The only thing wrong with her as far as he could see was that she was dying.
No coughing or spitting or bleeding or vomiting, just drifting gently down into the higher life.
Crouch down! At my time of life! This is lunacy!
When de long, cold———Oh, I tells you, breddren, when de long cold. . . I sees de light en I sees de word, po sinner! Dey passed away in Egypt, de swingin chariots; de generations passed away. Wus a rich man: whar he now, O breddren? Wus a po man: whar he now, O sistuhn? Oh I tells you, ef you aint got de milk en de dew of de old salvation when de long, cold years roll away!
Her face is wasted away so that the bones draw just under the skin in white lines. Her eyes are like two candles when you watch them gutter down into the sockets of iron candle-sticks. But the eternal and the everlasting salvation and grace is not upon her.
And this is the other thing they shared, the sadness and clarity of time, time mourned in the music—how the sound, the shaped vibrations made by hammers striking wire strings made them feel an old sorrow not for particular things but for time itself, the material feel of a year or an age, the textures of unmeasured time that were lost to them now, and she turned away, looking past her lifted hand into some transparent thing he thought he could call her life.
This is a terrible moment, one of those times when Cotter realizes he has won a struggle he didn’t know was taking place. He has beat his father into surrender, into awful withdrawal.

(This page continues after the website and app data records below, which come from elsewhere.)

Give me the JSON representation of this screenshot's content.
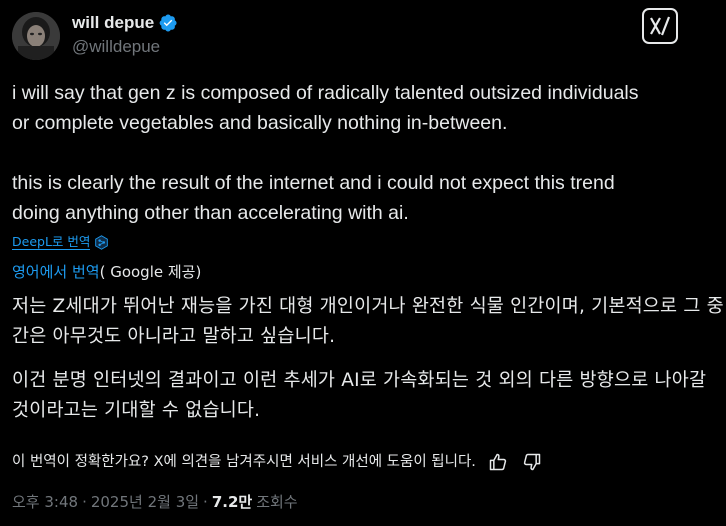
{
  "author": {
    "display_name": "will depue",
    "handle": "@willdepue"
  },
  "tweet": {
    "para1": "i will say that gen z is composed of radically talented outsized individuals\nor complete vegetables and basically nothing in-between.",
    "para2": "this is clearly the result of the internet and i could not expect this trend\ndoing anything other than accelerating with ai."
  },
  "deepl": {
    "label": "DeepL로 번역"
  },
  "google": {
    "link": "영어에서 번역",
    "rest": "( Google 제공)"
  },
  "translation": {
    "para1": "저는 Z세대가 뛰어난 재능을 가진 대형 개인이거나 완전한 식물 인간이며, 기본적으로 그 중간은 아무것도 아니라고 말하고 싶습니다.",
    "para2": "이건 분명 인터넷의 결과이고 이런 추세가 AI로 가속화되는 것 외의 다른 방향으로 나아갈 것이라고는 기대할 수 없습니다."
  },
  "feedback": {
    "text": "이 번역이 정확한가요? X에 의견을 남겨주시면 서비스 개선에 도움이 됩니다."
  },
  "meta": {
    "time": "오후 3:48",
    "separator": "·",
    "date": "2025년 2월 3일",
    "views_count": "7.2만",
    "views_label": "조회수"
  },
  "icons": {
    "verified": "verified-badge-icon",
    "grok": "grok-logo-icon",
    "deepl": "deepl-icon",
    "thumbs_up": "thumbs-up-icon",
    "thumbs_down": "thumbs-down-icon"
  },
  "colors": {
    "background": "#000000",
    "text": "#e7e9ea",
    "muted": "#71767b",
    "accent": "#1d9bf0"
  }
}
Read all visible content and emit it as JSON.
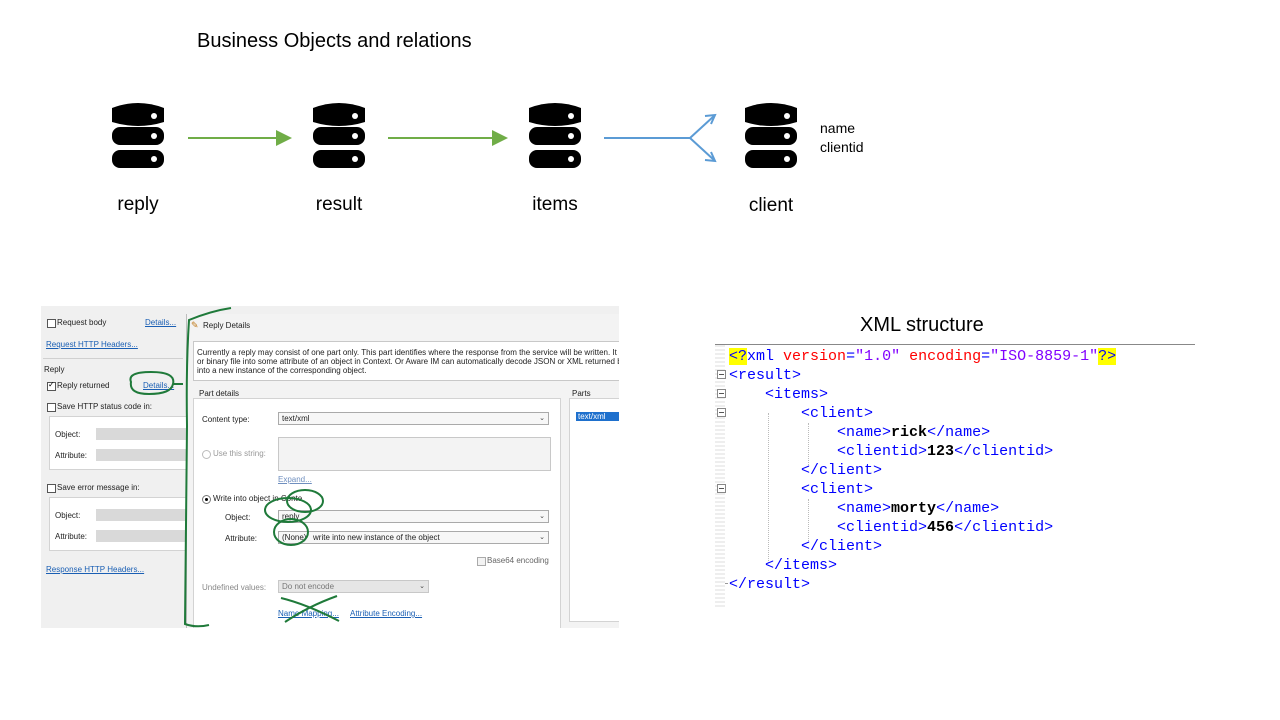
{
  "diagram": {
    "title": "Business Objects and relations",
    "nodes": [
      {
        "label": "reply"
      },
      {
        "label": "result"
      },
      {
        "label": "items"
      },
      {
        "label": "client"
      }
    ],
    "client_attributes": [
      "name",
      "clientid"
    ],
    "colors": {
      "icon": "#000000",
      "arrow_one": "#70ad47",
      "arrow_many": "#5b9bd5",
      "annotation": "#1f7a3a"
    }
  },
  "screenshot": {
    "left": {
      "request_body": "Request body",
      "details_top": "Details...",
      "request_headers": "Request HTTP Headers...",
      "reply_section": "Reply",
      "reply_returned": "Reply returned",
      "details_reply": "Details...",
      "save_status": "Save HTTP status code in:",
      "object_label": "Object:",
      "attribute_label": "Attribute:",
      "save_error": "Save error message in:",
      "object_label2": "Object:",
      "attribute_label2": "Attribute:",
      "response_headers": "Response HTTP Headers..."
    },
    "dialog": {
      "title": "Reply Details",
      "description_1": "Currently a reply may consist of one part only. This part identifies where the response from the service will be written. It ca",
      "description_2": "or binary file into some attribute of an object in Context. Or Aware IM can automatically decode JSON or XML returned by",
      "description_3": "into a new instance of the corresponding object.",
      "part_details": "Part details",
      "parts": "Parts",
      "parts_item": "text/xml",
      "content_type_label": "Content type:",
      "content_type_value": "text/xml",
      "use_string": "Use this string:",
      "expand": "Expand...",
      "write_into": "Write into object in Conte",
      "object_label": "Object:",
      "object_value": "reply",
      "attribute_label": "Attribute:",
      "attribute_value": "(None)",
      "attribute_rest": "write into new instance of the object",
      "base64": "Base64 encoding",
      "undefined_label": "Undefined values:",
      "undefined_value": "Do not encode",
      "name_mapping": "Name Mapping...",
      "attribute_encoding": "Attribute Encoding..."
    }
  },
  "xml": {
    "title": "XML structure",
    "declaration": {
      "open": "<?",
      "name": "xml",
      "attr1": "version",
      "val1": "\"1.0\"",
      "attr2": "encoding",
      "val2": "\"ISO-8859-1\"",
      "close": "?>"
    },
    "result_open": "<result>",
    "items_open": "<items>",
    "client_open": "<client>",
    "client_open_2": "<client>",
    "name_open": "<name>",
    "name_close": "</name>",
    "name_open_2": "<name>",
    "name_close_2": "</name>",
    "clientid_open": "<clientid>",
    "clientid_close": "</clientid>",
    "clientid_open_2": "<clientid>",
    "clientid_close_2": "</clientid>",
    "client_close": "</client>",
    "client_close_2": "</client>",
    "items_close": "</items>",
    "result_close": "</result>",
    "name1": "rick",
    "id1": "123",
    "name2": "morty",
    "id2": "456"
  }
}
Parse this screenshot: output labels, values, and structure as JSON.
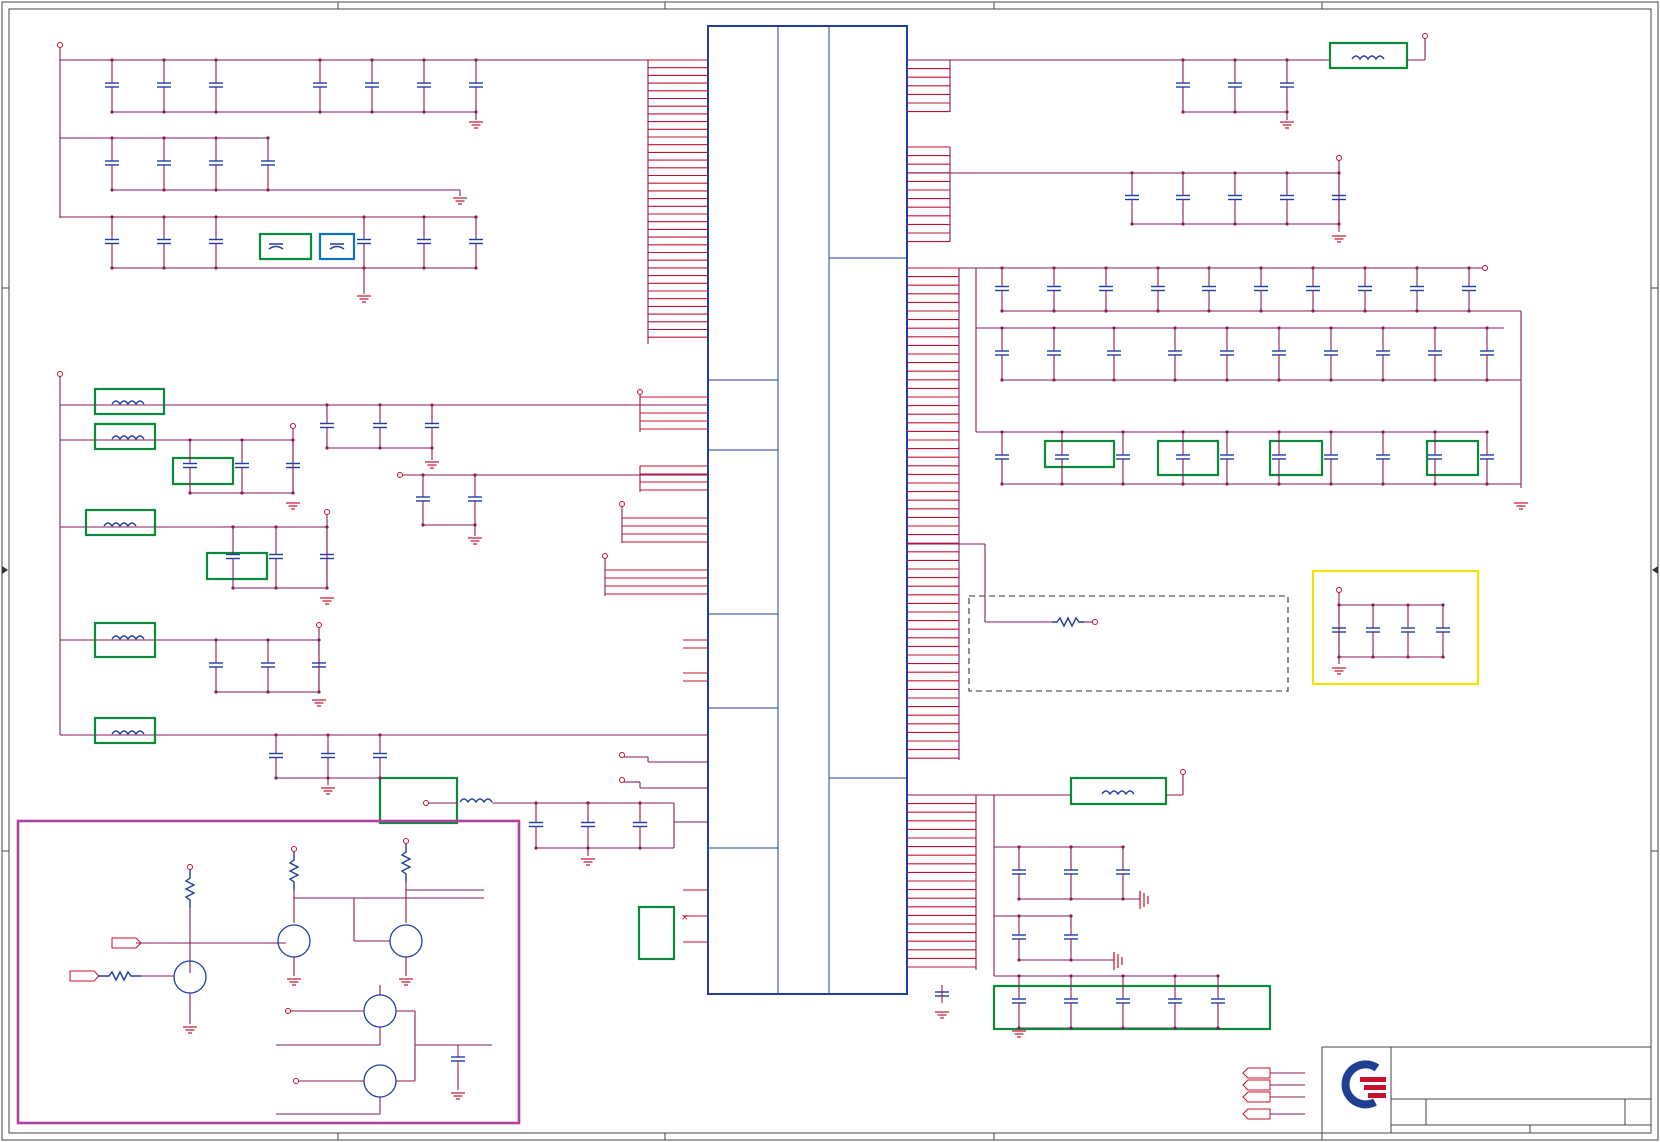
{
  "colors": {
    "wire": "#c8102e",
    "component": "#1f3fa0",
    "highlight_green": "#0a8a3a",
    "highlight_blue": "#0a73c0",
    "highlight_yellow": "#f5e10a",
    "highlight_magenta": "#b040a0",
    "logo_blue": "#1f3f90",
    "logo_red": "#c8102e"
  },
  "icons": {
    "logo": "company-logo-icon"
  }
}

He realized he’d forgotten to give his dad two glasses of water to take with the yellow and blue capsule despite the bold-faced reminder on the prescription bottle. These little failures ate away at his confidence even when he knew it was not his father’s fault for not managing his own intake or his mother’s for not being around when she was needed. There were constant little wars of whose fault is it and okay I’m sorry and I wish he’d die and get it over with, all taking place in Richard’s inner mind.